Nothing belongs in the answer except the lines of the material that include "kana".

═══ Dataset excerpts

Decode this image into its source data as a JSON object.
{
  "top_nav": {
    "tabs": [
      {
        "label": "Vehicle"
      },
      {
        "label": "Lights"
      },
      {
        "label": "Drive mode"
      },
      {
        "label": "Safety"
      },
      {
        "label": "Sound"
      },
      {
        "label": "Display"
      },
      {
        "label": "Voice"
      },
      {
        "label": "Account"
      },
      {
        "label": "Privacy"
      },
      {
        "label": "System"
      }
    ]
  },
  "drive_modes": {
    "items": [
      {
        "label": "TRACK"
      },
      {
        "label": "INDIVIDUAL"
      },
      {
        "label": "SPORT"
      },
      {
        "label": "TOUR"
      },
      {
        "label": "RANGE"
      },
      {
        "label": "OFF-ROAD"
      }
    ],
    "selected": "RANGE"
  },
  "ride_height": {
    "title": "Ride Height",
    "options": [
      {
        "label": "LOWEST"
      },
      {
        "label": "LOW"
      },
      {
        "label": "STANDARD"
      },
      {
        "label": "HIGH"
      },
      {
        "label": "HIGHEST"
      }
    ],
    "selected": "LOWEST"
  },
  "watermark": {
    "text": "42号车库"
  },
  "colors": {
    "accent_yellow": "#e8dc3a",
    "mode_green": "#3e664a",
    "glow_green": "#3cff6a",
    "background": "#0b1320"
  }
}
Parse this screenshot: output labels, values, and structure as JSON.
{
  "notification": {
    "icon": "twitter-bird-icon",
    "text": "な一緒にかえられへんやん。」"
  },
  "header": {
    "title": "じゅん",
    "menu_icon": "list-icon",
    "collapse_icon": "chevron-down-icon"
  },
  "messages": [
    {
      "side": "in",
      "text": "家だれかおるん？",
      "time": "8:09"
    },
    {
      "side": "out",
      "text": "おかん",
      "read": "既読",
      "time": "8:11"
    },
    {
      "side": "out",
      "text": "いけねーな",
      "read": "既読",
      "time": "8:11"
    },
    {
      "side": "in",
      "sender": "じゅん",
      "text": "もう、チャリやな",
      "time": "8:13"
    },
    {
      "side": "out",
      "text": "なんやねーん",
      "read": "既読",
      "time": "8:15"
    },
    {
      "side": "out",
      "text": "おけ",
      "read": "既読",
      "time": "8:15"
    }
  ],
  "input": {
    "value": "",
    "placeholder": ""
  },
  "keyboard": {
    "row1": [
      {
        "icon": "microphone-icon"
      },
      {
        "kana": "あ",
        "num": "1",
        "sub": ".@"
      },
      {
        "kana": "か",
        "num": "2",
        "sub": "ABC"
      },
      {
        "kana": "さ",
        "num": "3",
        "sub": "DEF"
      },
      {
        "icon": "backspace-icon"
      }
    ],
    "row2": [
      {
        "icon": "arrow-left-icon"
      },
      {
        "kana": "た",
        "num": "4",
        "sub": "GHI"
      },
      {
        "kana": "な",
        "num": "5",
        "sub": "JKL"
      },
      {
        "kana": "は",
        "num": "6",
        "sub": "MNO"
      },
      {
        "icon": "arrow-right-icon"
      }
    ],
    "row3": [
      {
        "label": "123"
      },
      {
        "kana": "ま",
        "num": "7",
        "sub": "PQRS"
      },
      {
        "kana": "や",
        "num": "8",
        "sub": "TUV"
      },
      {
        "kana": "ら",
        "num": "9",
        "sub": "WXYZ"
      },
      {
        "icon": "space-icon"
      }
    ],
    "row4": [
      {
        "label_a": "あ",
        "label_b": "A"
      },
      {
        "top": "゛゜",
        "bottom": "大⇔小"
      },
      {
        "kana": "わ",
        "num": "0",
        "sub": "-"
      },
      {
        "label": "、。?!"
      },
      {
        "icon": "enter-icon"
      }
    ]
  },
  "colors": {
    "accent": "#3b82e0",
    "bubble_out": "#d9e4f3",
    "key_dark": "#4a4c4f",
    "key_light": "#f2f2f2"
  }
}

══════

[Result]
        "kana": "あ",
        "kana": "か",
        "kana": "さ",
        "kana": "た",
        "kana": "な",
        "kana": "は",
        "kana": "ま",
        "kana": "や",
        "kana": "ら",
        "kana": "わ",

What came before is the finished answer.